* _Data for processing_
Segment Open
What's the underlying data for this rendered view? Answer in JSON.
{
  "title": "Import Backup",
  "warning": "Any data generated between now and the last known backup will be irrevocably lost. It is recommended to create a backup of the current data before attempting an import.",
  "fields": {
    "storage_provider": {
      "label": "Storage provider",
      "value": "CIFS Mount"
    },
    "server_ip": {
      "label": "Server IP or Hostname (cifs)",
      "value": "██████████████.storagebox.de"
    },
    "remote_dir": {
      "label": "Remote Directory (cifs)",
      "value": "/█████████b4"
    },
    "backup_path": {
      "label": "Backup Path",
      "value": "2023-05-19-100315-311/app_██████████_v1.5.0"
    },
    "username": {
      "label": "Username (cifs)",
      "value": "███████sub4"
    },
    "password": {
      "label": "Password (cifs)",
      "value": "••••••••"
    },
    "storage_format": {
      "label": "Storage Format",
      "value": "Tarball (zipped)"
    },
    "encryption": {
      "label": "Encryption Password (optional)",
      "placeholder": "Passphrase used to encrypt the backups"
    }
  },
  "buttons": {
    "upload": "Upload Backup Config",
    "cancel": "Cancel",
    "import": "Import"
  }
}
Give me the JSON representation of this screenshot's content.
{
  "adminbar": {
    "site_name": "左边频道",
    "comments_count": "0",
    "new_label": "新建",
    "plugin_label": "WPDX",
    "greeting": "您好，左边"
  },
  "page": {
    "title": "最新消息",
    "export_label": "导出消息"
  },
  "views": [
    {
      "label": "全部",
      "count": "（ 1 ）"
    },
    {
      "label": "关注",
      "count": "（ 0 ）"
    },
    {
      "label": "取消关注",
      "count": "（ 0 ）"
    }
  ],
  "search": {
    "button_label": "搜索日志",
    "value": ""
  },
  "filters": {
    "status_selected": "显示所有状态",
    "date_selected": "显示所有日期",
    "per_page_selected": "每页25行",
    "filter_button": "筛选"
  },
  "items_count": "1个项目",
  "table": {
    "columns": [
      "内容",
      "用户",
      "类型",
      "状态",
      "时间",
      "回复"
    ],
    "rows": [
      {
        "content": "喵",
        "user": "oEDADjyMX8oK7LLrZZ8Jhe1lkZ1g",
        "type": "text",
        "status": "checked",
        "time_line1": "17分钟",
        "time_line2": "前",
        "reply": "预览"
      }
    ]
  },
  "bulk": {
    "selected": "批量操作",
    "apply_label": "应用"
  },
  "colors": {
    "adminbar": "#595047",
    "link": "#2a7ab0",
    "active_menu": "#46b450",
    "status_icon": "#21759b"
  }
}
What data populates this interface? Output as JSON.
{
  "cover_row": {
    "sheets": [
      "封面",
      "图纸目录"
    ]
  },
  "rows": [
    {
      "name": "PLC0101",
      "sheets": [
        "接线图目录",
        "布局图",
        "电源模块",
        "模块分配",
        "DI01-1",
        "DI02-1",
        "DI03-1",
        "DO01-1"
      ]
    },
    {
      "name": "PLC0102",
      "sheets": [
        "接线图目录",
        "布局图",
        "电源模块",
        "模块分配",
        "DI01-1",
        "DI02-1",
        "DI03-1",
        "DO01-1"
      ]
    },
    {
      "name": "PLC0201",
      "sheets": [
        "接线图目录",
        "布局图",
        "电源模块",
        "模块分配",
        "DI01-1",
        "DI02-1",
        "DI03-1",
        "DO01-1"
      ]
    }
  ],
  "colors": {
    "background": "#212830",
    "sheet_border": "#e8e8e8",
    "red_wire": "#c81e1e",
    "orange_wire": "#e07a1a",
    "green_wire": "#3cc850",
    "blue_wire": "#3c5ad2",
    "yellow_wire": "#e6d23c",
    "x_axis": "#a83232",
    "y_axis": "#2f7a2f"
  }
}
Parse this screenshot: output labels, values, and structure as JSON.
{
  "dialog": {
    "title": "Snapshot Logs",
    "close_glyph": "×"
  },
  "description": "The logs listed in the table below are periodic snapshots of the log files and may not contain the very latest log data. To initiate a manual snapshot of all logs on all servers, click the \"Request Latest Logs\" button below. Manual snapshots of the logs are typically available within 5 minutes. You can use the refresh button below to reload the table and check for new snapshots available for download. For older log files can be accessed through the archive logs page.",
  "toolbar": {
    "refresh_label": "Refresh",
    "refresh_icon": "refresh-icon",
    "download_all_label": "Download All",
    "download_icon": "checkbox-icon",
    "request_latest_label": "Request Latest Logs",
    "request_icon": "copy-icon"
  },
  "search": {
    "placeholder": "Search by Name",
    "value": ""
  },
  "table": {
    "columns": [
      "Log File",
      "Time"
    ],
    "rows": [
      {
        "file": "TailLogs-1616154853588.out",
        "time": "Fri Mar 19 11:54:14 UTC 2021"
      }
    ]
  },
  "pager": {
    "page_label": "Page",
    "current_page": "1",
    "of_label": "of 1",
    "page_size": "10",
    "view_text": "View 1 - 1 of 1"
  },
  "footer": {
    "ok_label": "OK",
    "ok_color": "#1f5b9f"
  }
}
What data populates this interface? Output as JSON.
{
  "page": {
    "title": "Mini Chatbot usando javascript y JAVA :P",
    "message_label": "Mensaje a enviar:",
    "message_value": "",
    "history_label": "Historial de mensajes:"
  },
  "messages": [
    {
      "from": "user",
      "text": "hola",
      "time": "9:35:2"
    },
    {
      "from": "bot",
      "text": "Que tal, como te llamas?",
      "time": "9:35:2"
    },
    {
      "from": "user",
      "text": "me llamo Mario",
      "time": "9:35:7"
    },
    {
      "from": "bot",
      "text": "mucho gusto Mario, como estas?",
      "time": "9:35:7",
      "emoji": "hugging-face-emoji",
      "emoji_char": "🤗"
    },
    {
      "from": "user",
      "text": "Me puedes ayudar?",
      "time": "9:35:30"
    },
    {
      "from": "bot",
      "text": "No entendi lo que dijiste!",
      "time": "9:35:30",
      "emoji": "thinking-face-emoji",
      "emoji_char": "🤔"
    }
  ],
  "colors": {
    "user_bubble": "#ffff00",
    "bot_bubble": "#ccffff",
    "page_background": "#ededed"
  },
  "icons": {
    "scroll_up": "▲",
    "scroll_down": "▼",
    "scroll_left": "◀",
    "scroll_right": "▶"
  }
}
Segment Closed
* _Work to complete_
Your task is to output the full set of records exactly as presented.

* _Your response_
What's the underlying data for this rendered view? Answer in JSON.
{
  "title": "Import Backup",
  "warning": "Any data generated between now and the last known backup will be irrevocably lost. It is recommended to create a backup of the current data before attempting an import.",
  "fields": {
    "storage_provider": {
      "label": "Storage provider",
      "value": "CIFS Mount"
    },
    "server_ip": {
      "label": "Server IP or Hostname (cifs)",
      "value": "██████████████.storagebox.de"
    },
    "remote_dir": {
      "label": "Remote Directory (cifs)",
      "value": "/█████████b4"
    },
    "backup_path": {
      "label": "Backup Path",
      "value": "2023-05-19-100315-311/app_██████████_v1.5.0"
    },
    "username": {
      "label": "Username (cifs)",
      "value": "███████sub4"
    },
    "password": {
      "label": "Password (cifs)",
      "value": "••••••••"
    },
    "storage_format": {
      "label": "Storage Format",
      "value": "Tarball (zipped)"
    },
    "encryption": {
      "label": "Encryption Password (optional)",
      "placeholder": "Passphrase used to encrypt the backups"
    }
  },
  "buttons": {
    "upload": "Upload Backup Config",
    "cancel": "Cancel",
    "import": "Import"
  }
}
Give me the JSON representation of this screenshot's content.
{
  "adminbar": {
    "site_name": "左边频道",
    "comments_count": "0",
    "new_label": "新建",
    "plugin_label": "WPDX",
    "greeting": "您好，左边"
  },
  "page": {
    "title": "最新消息",
    "export_label": "导出消息"
  },
  "views": [
    {
      "label": "全部",
      "count": "（ 1 ）"
    },
    {
      "label": "关注",
      "count": "（ 0 ）"
    },
    {
      "label": "取消关注",
      "count": "（ 0 ）"
    }
  ],
  "search": {
    "button_label": "搜索日志",
    "value": ""
  },
  "filters": {
    "status_selected": "显示所有状态",
    "date_selected": "显示所有日期",
    "per_page_selected": "每页25行",
    "filter_button": "筛选"
  },
  "items_count": "1个项目",
  "table": {
    "columns": [
      "内容",
      "用户",
      "类型",
      "状态",
      "时间",
      "回复"
    ],
    "rows": [
      {
        "content": "喵",
        "user": "oEDADjyMX8oK7LLrZZ8Jhe1lkZ1g",
        "type": "text",
        "status": "checked",
        "time_line1": "17分钟",
        "time_line2": "前",
        "reply": "预览"
      }
    ]
  },
  "bulk": {
    "selected": "批量操作",
    "apply_label": "应用"
  },
  "colors": {
    "adminbar": "#595047",
    "link": "#2a7ab0",
    "active_menu": "#46b450",
    "status_icon": "#21759b"
  }
}
What data populates this interface? Output as JSON.
{
  "cover_row": {
    "sheets": [
      "封面",
      "图纸目录"
    ]
  },
  "rows": [
    {
      "name": "PLC0101",
      "sheets": [
        "接线图目录",
        "布局图",
        "电源模块",
        "模块分配",
        "DI01-1",
        "DI02-1",
        "DI03-1",
        "DO01-1"
      ]
    },
    {
      "name": "PLC0102",
      "sheets": [
        "接线图目录",
        "布局图",
        "电源模块",
        "模块分配",
        "DI01-1",
        "DI02-1",
        "DI03-1",
        "DO01-1"
      ]
    },
    {
      "name": "PLC0201",
      "sheets": [
        "接线图目录",
        "布局图",
        "电源模块",
        "模块分配",
        "DI01-1",
        "DI02-1",
        "DI03-1",
        "DO01-1"
      ]
    }
  ],
  "colors": {
    "background": "#212830",
    "sheet_border": "#e8e8e8",
    "red_wire": "#c81e1e",
    "orange_wire": "#e07a1a",
    "green_wire": "#3cc850",
    "blue_wire": "#3c5ad2",
    "yellow_wire": "#e6d23c",
    "x_axis": "#a83232",
    "y_axis": "#2f7a2f"
  }
}
Parse this screenshot: output labels, values, and structure as JSON.
{
  "dialog": {
    "title": "Snapshot Logs",
    "close_glyph": "×"
  },
  "description": "The logs listed in the table below are periodic snapshots of the log files and may not contain the very latest log data. To initiate a manual snapshot of all logs on all servers, click the \"Request Latest Logs\" button below. Manual snapshots of the logs are typically available within 5 minutes. You can use the refresh button below to reload the table and check for new snapshots available for download. For older log files can be accessed through the archive logs page.",
  "toolbar": {
    "refresh_label": "Refresh",
    "refresh_icon": "refresh-icon",
    "download_all_label": "Download All",
    "download_icon": "checkbox-icon",
    "request_latest_label": "Request Latest Logs",
    "request_icon": "copy-icon"
  },
  "search": {
    "placeholder": "Search by Name",
    "value": ""
  },
  "table": {
    "columns": [
      "Log File",
      "Time"
    ],
    "rows": [
      {
        "file": "TailLogs-1616154853588.out",
        "time": "Fri Mar 19 11:54:14 UTC 2021"
      }
    ]
  },
  "pager": {
    "page_label": "Page",
    "current_page": "1",
    "of_label": "of 1",
    "page_size": "10",
    "view_text": "View 1 - 1 of 1"
  },
  "footer": {
    "ok_label": "OK",
    "ok_color": "#1f5b9f"
  }
}
What data populates this interface? Output as JSON.
{
  "page": {
    "title": "Mini Chatbot usando javascript y JAVA :P",
    "message_label": "Mensaje a enviar:",
    "message_value": "",
    "history_label": "Historial de mensajes:"
  },
  "messages": [
    {
      "from": "user",
      "text": "hola",
      "time": "9:35:2"
    },
    {
      "from": "bot",
      "text": "Que tal, como te llamas?",
      "time": "9:35:2"
    },
    {
      "from": "user",
      "text": "me llamo Mario",
      "time": "9:35:7"
    },
    {
      "from": "bot",
      "text": "mucho gusto Mario, como estas?",
      "time": "9:35:7",
      "emoji": "hugging-face-emoji",
      "emoji_char": "🤗"
    },
    {
      "from": "user",
      "text": "Me puedes ayudar?",
      "time": "9:35:30"
    },
    {
      "from": "bot",
      "text": "No entendi lo que dijiste!",
      "time": "9:35:30",
      "emoji": "thinking-face-emoji",
      "emoji_char": "🤔"
    }
  ],
  "colors": {
    "user_bubble": "#ffff00",
    "bot_bubble": "#ccffff",
    "page_background": "#ededed"
  },
  "icons": {
    "scroll_up": "▲",
    "scroll_down": "▼",
    "scroll_left": "◀",
    "scroll_right": "▶"
  }
}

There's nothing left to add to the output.